Look through the data that follows and say how many of its lines contain "Endereço", giving the number only.

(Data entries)
────────────────────────────────────────

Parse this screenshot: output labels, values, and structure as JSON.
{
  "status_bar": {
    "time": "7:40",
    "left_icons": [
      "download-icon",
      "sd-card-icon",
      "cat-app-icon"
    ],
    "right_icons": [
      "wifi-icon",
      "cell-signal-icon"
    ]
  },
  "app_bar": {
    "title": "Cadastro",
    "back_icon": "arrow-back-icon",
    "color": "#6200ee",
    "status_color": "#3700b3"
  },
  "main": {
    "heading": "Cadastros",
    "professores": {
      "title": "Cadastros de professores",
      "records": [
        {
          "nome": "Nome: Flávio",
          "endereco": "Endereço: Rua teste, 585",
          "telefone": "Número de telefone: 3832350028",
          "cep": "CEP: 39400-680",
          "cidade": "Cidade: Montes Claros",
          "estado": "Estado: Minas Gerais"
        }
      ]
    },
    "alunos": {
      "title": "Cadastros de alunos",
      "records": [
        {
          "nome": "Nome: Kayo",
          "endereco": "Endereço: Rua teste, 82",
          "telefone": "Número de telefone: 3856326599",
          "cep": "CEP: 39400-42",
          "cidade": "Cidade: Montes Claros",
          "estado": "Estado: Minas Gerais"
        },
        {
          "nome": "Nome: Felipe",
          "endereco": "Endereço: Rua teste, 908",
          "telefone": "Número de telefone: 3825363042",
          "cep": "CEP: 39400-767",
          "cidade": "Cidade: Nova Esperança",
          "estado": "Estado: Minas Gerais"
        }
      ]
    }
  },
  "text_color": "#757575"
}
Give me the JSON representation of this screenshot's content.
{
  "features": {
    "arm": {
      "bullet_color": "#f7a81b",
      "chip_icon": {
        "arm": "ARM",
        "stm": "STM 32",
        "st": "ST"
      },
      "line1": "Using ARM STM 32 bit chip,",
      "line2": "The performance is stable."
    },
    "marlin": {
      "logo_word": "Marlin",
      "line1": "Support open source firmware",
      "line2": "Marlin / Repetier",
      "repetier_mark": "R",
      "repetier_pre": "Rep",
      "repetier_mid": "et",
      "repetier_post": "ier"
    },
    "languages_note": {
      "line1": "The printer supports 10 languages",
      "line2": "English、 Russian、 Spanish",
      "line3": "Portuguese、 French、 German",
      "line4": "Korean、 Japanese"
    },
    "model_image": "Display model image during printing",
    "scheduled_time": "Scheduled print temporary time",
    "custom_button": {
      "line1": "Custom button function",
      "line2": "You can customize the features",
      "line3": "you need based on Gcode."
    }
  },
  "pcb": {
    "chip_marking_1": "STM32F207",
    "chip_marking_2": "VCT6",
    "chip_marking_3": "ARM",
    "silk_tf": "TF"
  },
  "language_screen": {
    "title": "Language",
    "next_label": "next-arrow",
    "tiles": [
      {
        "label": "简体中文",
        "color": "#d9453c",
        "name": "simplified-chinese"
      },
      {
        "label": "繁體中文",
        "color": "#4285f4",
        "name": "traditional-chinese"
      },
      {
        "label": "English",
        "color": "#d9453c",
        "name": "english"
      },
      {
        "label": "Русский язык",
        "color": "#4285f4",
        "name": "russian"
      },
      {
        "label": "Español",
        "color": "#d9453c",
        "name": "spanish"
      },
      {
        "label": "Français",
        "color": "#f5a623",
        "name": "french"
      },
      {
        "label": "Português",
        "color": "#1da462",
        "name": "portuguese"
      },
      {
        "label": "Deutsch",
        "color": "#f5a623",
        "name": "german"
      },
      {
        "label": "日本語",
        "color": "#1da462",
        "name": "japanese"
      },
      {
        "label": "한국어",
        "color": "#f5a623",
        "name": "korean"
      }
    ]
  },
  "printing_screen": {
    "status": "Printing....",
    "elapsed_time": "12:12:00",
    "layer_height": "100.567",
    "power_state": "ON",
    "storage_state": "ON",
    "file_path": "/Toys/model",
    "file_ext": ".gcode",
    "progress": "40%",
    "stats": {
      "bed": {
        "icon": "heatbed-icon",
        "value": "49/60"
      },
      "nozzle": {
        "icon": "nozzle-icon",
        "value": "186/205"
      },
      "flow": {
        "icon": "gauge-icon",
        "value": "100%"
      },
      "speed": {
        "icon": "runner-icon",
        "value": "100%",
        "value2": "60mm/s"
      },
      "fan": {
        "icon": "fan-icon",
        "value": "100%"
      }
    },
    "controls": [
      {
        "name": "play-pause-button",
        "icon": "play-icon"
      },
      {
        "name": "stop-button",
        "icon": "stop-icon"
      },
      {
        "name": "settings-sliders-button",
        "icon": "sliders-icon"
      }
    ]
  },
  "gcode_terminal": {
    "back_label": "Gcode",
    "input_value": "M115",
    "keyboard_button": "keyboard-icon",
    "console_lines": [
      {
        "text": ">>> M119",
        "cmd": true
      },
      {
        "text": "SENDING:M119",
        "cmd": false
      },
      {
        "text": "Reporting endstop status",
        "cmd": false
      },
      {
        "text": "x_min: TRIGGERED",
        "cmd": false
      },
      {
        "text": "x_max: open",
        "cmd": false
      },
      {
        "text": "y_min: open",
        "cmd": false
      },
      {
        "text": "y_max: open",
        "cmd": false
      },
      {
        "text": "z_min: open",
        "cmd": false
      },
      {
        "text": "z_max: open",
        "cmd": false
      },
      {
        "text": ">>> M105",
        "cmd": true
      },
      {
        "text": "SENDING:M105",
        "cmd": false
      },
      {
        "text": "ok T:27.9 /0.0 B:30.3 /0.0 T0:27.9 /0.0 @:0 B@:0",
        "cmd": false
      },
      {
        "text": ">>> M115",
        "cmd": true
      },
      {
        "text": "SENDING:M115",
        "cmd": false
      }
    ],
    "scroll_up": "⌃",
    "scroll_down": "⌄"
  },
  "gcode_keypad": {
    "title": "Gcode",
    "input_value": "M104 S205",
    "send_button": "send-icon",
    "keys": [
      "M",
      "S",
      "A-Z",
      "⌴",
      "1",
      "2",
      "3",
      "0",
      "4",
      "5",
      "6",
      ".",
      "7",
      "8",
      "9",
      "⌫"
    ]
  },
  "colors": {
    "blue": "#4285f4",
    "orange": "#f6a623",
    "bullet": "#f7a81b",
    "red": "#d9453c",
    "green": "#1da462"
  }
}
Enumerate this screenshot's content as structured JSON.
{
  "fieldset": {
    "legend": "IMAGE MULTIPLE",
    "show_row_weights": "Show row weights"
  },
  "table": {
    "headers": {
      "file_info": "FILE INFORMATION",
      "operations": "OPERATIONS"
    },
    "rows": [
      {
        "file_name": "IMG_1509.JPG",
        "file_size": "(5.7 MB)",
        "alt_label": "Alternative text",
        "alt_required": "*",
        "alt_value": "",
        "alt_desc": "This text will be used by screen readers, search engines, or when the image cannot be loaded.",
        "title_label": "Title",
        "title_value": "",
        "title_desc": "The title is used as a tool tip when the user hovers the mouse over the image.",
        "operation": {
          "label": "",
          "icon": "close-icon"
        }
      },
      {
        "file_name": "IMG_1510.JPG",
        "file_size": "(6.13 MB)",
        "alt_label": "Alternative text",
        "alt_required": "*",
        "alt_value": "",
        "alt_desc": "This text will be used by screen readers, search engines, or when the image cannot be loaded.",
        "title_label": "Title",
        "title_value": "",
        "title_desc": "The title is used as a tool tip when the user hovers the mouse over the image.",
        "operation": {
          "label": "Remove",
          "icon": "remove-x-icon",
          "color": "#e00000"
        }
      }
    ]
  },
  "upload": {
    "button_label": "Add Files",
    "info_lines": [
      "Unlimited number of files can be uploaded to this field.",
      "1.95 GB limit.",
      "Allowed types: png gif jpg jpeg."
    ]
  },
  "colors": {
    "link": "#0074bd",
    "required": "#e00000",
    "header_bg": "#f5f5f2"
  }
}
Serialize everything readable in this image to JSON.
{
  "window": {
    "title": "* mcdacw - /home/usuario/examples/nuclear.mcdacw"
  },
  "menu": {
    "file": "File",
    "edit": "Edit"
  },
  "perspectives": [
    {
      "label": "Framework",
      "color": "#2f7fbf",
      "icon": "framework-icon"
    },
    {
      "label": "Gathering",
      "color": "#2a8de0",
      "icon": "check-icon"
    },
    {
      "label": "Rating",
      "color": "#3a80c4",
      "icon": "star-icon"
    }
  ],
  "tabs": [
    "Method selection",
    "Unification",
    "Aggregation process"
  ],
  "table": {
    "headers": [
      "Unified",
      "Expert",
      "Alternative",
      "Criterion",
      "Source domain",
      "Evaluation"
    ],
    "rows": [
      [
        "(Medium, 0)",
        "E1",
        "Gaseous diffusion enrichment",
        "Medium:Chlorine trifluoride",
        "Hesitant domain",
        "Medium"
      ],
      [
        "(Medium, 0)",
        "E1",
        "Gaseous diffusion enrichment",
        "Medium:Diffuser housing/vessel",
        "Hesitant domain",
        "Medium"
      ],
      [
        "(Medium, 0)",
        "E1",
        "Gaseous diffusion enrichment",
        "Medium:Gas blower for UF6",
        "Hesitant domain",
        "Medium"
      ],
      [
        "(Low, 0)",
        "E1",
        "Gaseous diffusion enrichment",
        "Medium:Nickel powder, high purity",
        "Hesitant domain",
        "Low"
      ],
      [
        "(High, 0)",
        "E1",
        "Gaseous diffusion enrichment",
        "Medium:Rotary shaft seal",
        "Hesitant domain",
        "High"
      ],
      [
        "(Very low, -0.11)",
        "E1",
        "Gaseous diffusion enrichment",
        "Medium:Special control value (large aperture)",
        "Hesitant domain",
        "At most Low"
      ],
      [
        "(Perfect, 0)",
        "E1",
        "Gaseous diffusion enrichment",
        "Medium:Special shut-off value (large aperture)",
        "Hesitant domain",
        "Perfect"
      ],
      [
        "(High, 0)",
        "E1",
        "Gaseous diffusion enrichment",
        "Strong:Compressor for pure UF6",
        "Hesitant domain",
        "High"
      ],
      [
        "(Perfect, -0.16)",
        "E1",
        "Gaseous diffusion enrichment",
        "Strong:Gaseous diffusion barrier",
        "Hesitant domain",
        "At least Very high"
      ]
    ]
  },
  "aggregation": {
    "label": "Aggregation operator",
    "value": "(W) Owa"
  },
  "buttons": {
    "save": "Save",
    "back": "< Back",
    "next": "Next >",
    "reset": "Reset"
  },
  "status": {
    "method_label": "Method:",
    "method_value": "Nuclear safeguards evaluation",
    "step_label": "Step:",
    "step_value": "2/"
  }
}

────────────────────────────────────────

» **Task solution**: 3